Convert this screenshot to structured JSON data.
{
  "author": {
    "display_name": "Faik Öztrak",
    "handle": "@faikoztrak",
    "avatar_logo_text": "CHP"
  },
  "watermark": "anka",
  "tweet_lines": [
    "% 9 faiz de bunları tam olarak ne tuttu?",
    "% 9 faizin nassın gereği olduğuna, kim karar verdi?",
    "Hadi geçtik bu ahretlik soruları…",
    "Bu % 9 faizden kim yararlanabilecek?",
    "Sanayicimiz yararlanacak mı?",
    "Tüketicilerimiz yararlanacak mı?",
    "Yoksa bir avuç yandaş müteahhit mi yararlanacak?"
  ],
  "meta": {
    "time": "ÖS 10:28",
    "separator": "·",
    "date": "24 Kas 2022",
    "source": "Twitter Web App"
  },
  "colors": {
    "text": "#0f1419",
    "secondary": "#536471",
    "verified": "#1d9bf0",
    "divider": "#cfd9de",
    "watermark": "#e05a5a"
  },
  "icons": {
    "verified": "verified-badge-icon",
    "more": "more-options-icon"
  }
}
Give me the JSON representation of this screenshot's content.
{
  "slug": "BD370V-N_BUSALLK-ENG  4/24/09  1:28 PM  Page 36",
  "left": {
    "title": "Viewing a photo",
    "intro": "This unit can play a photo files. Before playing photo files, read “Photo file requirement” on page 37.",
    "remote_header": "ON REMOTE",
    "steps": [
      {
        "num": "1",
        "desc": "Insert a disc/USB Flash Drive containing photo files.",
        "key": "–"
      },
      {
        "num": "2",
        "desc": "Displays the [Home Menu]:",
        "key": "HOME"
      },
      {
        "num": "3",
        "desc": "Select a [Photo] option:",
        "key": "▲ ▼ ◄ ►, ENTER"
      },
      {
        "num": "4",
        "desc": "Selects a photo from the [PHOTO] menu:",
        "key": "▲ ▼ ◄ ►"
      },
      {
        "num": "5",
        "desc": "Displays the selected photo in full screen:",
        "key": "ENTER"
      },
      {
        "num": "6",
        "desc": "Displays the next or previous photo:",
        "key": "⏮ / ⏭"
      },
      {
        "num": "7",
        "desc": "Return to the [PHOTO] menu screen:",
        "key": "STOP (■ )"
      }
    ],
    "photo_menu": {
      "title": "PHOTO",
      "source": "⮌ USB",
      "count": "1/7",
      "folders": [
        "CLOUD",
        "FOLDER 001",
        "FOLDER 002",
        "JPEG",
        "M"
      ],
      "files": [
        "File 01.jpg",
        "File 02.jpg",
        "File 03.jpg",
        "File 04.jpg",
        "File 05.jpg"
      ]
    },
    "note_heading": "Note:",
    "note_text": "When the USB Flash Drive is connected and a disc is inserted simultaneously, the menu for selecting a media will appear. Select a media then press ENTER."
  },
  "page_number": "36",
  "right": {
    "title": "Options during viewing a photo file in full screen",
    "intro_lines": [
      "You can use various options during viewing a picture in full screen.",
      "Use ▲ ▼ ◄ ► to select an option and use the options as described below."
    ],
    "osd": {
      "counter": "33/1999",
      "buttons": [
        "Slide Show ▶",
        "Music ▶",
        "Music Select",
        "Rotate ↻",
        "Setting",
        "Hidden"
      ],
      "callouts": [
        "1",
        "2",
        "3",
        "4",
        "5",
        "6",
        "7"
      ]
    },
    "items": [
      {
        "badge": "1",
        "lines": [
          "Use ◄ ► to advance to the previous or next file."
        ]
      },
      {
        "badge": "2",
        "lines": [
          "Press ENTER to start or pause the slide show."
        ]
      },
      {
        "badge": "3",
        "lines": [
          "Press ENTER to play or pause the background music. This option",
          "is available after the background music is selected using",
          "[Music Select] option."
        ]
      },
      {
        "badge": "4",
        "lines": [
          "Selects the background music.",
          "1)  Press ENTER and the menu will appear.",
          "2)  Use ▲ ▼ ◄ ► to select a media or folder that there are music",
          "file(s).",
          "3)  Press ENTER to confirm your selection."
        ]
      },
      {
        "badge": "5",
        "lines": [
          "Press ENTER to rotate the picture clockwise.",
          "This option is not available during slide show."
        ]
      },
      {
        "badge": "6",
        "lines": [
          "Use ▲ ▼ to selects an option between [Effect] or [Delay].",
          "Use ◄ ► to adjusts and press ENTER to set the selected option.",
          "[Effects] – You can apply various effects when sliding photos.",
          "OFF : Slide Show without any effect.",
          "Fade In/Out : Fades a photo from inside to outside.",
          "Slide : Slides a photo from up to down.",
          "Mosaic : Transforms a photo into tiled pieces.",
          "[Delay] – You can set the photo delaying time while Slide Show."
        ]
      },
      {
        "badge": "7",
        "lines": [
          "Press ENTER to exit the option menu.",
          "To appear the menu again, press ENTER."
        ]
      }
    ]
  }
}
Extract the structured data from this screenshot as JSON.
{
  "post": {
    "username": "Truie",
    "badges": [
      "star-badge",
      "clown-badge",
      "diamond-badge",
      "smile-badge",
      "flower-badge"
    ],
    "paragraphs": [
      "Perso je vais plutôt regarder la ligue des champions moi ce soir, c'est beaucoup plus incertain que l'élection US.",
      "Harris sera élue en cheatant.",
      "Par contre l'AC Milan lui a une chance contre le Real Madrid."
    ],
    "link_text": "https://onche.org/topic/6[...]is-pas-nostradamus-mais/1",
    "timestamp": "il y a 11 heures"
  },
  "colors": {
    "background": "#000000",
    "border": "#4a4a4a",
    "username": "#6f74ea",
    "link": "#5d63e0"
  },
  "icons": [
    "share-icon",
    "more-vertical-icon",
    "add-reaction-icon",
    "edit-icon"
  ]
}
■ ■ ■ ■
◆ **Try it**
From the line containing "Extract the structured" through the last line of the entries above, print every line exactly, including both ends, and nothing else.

◆ **Exercise solution**
Extract the structured data from this screenshot as JSON.
{
  "post": {
    "username": "Truie",
    "badges": [
      "star-badge",
      "clown-badge",
      "diamond-badge",
      "smile-badge",
      "flower-badge"
    ],
    "paragraphs": [
      "Perso je vais plutôt regarder la ligue des champions moi ce soir, c'est beaucoup plus incertain que l'élection US.",
      "Harris sera élue en cheatant.",
      "Par contre l'AC Milan lui a une chance contre le Real Madrid."
    ],
    "link_text": "https://onche.org/topic/6[...]is-pas-nostradamus-mais/1",
    "timestamp": "il y a 11 heures"
  },
  "colors": {
    "background": "#000000",
    "border": "#4a4a4a",
    "username": "#6f74ea",
    "link": "#5d63e0"
  },
  "icons": [
    "share-icon",
    "more-vertical-icon",
    "add-reaction-icon",
    "edit-icon"
  ]
}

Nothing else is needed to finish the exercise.